Last semester, Eve Chase ’16 and Ethan Voytko ’17 noticed a lack of astronomy-related extracurricular offerings at the College of William and Mary and decided to create a new club to rectify the situation. On the roof of William Small Hall, the Astronomy Club was born.
“I think astronomy was the first subject I was ever passionate about in high school. I was president of the astronomy club at my high school and wanted to do the same thing here,” Chase said. “William and Mary is very behind other colleges in terms of astronomy, so I think we needed this.”
Before there was a club, many students interested in astronomy had already been meeting within the physics department to stargaze. However, Chase and Voytko decided to turn the meetings into an official club.
According to physics professor Wouter Deconinck, the decision to create the official club will help instill a long-lasting interest in the subject.
“This is going to ensure that it has a longer lifespan than just the particular students, and this club will provide some way of students doing that and getting leadership training,” Deconinck said. “It also gives the club a bit more legitimacy, so when they want to work with other organizations or have access to the telescope, it is easier to coordinate.”
The club meets on Wednesday evenings to discuss current astronomy news — new investigations, updates on space missions — and to discuss the logistical aspects of upcoming events and trips. Occasionally, Chase and Voytko will give a short presentation, or the group will watch a video on astronomical topics.
“We have been trying to do a trip jointly with U.Va astronomy to the Greenback radio telescope in West Virginia. There were conflicts and really bad weather the weekend we tried to go, so we are going to reschedule it,” Voytko said.
Often, the group goes to Lake Matoaka to stargaze. Sometimes the stargazing sessions take place on the roof of Small Hall, where there is an open area to set up telescopes for stargazing. The roof of Small also houses the Thomas Harriot Observatory, which the club sometimes uses for special events.
“I really like when we have big observing sessions, or star parties as we call them,” Voytko said. “We talk to people in a local stargazing association in the area, and they will also come out to William and Mary to set up telescopes on the roof of Small. We get a lot of people out there, and it is really enjoyable.”
The Virginia Peninsula Astronomy/Stargazers (VPAS) often joins with the Astronomy Club to stargaze together. VPAS brings the telescopes, and the club helps to coordinate events. Together, they observe the moon, planets, galaxies and stars. However, the Astronomy Club eventually hopes to be able to purchase a telescope of its own.
According to club secretary Jacob Gunnarson ’17, astronomy is a field that relies on contributions from amateur scientists.

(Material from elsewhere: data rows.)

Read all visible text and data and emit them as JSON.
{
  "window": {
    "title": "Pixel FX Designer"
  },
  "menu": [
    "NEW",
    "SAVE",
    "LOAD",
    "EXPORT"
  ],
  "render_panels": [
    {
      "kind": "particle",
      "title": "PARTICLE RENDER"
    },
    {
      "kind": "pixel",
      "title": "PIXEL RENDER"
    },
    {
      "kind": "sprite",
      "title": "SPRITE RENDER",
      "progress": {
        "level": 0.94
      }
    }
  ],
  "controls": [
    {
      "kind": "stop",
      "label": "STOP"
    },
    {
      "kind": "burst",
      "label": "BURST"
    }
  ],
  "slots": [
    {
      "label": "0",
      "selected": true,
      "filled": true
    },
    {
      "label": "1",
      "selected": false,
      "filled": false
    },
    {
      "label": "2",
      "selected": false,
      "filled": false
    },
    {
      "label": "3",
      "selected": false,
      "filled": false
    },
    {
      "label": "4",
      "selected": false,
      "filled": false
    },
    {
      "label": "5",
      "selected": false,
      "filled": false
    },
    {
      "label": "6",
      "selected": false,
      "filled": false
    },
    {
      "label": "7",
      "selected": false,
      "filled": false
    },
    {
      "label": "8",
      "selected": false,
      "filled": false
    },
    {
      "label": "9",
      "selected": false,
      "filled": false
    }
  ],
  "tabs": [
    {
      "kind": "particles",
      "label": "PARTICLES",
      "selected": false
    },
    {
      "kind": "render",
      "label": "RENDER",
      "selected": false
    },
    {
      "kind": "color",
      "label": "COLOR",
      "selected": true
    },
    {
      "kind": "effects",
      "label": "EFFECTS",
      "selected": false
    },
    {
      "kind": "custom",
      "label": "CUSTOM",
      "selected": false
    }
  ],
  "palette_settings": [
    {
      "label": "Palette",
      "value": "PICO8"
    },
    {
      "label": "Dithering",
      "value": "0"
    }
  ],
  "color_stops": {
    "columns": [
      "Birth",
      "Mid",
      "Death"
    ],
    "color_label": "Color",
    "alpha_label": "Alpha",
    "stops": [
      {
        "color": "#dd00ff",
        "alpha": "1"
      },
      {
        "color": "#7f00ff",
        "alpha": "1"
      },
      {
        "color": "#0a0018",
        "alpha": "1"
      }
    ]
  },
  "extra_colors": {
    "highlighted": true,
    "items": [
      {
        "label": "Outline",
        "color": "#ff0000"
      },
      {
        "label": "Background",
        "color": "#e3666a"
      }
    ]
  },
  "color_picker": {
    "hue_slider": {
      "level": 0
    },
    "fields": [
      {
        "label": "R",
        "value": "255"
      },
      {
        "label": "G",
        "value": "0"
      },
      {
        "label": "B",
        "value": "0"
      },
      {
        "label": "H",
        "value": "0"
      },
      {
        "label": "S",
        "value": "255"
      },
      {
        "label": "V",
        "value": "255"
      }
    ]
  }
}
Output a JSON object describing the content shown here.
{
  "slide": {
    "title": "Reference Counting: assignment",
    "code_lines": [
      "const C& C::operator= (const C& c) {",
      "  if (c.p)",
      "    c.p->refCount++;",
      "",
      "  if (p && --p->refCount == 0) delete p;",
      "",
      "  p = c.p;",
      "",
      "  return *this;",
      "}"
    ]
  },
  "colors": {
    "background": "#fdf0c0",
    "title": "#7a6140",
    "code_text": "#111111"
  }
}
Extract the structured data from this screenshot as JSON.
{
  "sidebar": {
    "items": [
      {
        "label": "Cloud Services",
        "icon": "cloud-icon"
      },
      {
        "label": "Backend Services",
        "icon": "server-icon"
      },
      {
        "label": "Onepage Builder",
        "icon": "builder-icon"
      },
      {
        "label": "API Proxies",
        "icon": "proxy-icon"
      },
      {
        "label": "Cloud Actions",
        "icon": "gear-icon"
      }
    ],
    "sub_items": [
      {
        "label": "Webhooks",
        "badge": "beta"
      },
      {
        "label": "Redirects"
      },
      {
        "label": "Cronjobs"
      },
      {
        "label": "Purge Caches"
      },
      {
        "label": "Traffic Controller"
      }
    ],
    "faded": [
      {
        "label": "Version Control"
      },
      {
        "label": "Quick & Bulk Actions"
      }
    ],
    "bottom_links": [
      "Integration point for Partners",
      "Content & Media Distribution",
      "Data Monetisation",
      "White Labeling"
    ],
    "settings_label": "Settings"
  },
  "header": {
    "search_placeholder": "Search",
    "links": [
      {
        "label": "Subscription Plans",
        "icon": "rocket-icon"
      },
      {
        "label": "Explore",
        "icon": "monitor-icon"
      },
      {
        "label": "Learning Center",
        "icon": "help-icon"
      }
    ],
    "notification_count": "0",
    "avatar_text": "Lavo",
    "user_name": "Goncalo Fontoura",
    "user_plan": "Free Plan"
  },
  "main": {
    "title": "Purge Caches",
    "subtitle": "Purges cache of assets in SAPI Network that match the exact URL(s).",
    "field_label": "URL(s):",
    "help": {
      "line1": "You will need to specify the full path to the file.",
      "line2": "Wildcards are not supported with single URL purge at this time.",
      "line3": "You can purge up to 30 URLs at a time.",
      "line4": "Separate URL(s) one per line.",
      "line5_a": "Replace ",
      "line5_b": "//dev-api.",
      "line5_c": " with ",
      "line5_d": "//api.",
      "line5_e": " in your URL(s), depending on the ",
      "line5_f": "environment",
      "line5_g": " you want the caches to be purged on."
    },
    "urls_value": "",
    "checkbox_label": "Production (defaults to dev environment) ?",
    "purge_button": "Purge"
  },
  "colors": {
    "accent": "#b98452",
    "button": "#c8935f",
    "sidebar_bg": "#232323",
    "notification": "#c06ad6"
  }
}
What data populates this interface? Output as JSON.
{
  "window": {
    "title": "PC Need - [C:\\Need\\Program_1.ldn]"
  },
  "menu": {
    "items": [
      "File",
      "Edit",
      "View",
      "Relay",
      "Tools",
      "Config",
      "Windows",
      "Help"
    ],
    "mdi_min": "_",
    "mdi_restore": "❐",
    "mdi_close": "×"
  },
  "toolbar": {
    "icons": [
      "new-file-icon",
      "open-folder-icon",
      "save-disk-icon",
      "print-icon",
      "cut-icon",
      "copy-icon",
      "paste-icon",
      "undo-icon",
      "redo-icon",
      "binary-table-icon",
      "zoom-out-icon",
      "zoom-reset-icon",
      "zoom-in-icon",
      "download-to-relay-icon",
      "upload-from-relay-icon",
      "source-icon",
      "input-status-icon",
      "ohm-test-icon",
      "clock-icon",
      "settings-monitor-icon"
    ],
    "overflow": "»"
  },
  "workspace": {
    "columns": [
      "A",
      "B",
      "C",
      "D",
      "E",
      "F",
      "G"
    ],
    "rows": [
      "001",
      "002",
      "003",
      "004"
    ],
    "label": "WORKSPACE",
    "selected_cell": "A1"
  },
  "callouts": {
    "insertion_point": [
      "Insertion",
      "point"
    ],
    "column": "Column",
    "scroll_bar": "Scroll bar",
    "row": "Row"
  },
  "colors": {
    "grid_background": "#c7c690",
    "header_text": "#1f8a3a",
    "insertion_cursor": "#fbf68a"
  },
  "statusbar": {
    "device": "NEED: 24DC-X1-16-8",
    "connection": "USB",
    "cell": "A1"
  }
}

“Unlike a lot of other things, people at the amateur level can actually do some real science in astronomy. You can help organizations map craters on Mars or the moon, and you can get involved with programs that analyze telescope data,” Gunnarson said. “Students can make actually meaningful contributions to astronomy.
While the club does have many physics-oriented members, they are not the only students involved. The club encourages students with all skill and experience levels in astronomy to come to a meeting.
Member Divya Bathey ’16 said one of the nice things about the group is watching the sky with other astronomy enthusiasts.
“It is a really great group of people, and it is so nice to hang out at night and go outside and look up at the stars because a lot of people don’t even think about it,” Bathey said.
Member Karin Lehnigk ’16 said the club is attempting to diversify activities in addition to members.
“The direction of astronomy club is intended to be very tailored to what members want to do. Many clubs on campus, especially science and engineering clubs, have specific projects they’re working on,” Lehnigk said. “We have a few projects we’ve been tossing around, but the main purpose of the club is to give the William and Mary community outlets to explore whatever aspects of astronomy interest them most.”
Chase made it clear that the club wants to continue having regular stargazing sessions, purchase its own telescope, set up lectures from astronomers and find ways for the club to go on more trips. People of all experience levels are welcome, she said.